** MATERIAL PROVIDED **
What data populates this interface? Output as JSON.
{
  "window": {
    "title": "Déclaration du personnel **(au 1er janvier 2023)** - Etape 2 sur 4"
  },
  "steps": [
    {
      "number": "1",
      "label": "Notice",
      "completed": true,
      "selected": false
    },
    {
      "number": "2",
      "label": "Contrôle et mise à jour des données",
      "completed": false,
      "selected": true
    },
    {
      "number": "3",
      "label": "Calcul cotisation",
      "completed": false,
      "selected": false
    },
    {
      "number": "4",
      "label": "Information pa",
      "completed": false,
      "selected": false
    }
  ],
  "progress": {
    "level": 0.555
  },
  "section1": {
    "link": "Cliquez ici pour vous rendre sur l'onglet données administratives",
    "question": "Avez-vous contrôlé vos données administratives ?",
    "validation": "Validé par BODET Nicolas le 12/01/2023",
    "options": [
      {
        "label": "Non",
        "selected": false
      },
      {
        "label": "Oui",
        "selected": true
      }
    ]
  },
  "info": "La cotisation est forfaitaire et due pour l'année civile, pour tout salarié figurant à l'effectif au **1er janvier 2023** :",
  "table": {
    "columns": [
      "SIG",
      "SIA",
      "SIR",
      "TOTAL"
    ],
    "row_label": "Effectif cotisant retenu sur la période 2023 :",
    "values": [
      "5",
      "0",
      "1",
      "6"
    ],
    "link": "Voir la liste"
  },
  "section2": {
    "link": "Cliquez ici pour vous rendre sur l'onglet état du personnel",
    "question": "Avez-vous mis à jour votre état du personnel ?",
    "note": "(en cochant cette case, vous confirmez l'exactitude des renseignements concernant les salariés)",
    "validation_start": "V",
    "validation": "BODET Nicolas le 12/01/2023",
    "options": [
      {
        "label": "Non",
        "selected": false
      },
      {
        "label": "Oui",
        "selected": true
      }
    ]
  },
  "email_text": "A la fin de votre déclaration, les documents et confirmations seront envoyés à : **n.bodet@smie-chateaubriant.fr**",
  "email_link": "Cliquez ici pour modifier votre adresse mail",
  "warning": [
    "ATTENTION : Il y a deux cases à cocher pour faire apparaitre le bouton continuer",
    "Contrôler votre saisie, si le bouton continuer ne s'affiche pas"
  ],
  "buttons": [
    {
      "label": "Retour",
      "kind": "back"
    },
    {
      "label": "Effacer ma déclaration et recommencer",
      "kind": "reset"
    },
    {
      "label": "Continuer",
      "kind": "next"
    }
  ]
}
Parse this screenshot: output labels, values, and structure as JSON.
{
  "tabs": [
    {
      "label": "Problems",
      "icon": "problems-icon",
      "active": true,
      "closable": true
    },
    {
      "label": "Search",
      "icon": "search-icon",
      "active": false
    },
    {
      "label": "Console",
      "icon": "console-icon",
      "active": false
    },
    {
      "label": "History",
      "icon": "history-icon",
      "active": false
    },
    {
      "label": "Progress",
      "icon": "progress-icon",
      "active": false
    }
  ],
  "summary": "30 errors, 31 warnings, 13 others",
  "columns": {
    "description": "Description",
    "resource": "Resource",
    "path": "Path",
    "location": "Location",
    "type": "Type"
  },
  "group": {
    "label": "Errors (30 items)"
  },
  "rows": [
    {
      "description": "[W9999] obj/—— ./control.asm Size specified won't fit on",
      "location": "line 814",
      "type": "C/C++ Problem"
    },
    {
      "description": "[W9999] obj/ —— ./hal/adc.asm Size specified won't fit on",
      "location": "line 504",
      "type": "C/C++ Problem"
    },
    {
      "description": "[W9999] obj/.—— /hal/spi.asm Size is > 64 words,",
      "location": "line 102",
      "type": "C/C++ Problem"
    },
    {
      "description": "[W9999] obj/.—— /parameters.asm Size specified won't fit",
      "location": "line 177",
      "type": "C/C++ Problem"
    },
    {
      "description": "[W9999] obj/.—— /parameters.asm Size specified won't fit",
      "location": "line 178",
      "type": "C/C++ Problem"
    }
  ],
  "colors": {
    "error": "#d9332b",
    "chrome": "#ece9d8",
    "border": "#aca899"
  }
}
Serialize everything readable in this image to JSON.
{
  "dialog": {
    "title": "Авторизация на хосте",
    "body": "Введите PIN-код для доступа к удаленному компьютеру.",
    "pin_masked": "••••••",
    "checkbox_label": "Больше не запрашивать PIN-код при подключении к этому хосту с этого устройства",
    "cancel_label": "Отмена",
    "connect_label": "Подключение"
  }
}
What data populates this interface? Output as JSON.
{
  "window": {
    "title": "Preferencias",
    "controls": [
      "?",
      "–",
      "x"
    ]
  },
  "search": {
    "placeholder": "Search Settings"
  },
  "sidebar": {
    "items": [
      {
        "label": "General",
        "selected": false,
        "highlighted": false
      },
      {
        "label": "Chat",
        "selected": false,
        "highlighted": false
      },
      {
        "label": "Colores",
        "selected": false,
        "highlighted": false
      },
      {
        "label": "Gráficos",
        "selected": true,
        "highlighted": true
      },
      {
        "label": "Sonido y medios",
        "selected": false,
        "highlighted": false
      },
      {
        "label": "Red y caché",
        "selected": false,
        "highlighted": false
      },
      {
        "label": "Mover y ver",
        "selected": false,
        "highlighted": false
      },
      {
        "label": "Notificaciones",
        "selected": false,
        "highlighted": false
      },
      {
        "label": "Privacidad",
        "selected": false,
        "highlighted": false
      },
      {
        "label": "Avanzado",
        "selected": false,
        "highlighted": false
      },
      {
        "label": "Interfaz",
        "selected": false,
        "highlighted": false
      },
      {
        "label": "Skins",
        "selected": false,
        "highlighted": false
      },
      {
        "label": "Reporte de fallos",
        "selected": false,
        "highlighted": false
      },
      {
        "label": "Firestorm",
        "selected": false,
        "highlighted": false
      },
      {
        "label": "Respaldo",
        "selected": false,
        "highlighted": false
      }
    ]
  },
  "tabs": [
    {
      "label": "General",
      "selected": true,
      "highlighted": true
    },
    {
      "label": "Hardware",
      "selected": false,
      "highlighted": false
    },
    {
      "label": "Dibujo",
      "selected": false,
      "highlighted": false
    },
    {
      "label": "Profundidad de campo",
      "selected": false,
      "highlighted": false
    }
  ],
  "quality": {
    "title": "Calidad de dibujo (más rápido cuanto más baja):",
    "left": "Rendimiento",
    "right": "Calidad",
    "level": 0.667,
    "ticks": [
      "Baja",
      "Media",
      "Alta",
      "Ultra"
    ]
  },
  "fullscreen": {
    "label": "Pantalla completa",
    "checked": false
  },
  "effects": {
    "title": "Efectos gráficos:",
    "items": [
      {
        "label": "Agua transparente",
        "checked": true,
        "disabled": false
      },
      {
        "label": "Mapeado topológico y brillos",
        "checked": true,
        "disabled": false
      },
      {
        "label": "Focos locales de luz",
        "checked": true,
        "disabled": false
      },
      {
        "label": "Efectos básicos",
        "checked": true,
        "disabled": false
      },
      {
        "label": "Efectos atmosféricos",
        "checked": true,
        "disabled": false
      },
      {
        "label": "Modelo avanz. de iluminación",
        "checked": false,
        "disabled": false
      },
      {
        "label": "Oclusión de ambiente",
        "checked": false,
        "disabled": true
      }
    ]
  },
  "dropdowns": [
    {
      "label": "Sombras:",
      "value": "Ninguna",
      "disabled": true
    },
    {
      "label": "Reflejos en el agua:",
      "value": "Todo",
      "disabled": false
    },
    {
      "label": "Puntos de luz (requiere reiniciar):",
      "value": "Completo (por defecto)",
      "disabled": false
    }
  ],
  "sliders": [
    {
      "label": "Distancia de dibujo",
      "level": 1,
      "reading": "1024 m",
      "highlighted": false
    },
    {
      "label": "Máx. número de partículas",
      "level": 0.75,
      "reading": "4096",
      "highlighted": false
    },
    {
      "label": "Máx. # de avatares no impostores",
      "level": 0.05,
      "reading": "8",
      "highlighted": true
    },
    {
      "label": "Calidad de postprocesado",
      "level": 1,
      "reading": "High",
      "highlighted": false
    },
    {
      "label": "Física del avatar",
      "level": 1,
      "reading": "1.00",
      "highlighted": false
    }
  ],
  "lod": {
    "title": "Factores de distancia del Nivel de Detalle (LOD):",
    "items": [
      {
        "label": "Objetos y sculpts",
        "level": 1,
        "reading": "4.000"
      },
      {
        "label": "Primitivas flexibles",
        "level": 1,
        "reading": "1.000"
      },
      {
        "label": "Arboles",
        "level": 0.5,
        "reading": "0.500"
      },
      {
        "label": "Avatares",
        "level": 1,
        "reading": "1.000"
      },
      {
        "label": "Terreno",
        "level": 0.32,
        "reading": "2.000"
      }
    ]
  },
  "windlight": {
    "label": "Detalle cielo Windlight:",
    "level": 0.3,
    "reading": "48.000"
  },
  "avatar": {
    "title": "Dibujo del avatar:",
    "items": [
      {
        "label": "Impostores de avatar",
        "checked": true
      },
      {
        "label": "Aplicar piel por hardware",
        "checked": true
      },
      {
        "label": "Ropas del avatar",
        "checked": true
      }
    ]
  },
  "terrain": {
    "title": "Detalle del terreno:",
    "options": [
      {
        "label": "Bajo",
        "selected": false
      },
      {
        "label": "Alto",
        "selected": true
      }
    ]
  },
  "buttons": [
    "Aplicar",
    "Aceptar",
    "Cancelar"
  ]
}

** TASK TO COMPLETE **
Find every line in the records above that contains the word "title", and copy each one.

** TASK ANSWER **
    "title": "Déclaration du personnel **(au 1er janvier 2023)** - Etape 2 sur 4"
    "title": "Авторизация на хосте",
    "title": "Preferencias",
    "title": "Calidad de dibujo (más rápido cuanto más baja):",
    "title": "Efectos gráficos:",
    "title": "Factores de distancia del Nivel de Detalle (LOD):",
    "title": "Dibujo del avatar:",
    "title": "Detalle del terreno:",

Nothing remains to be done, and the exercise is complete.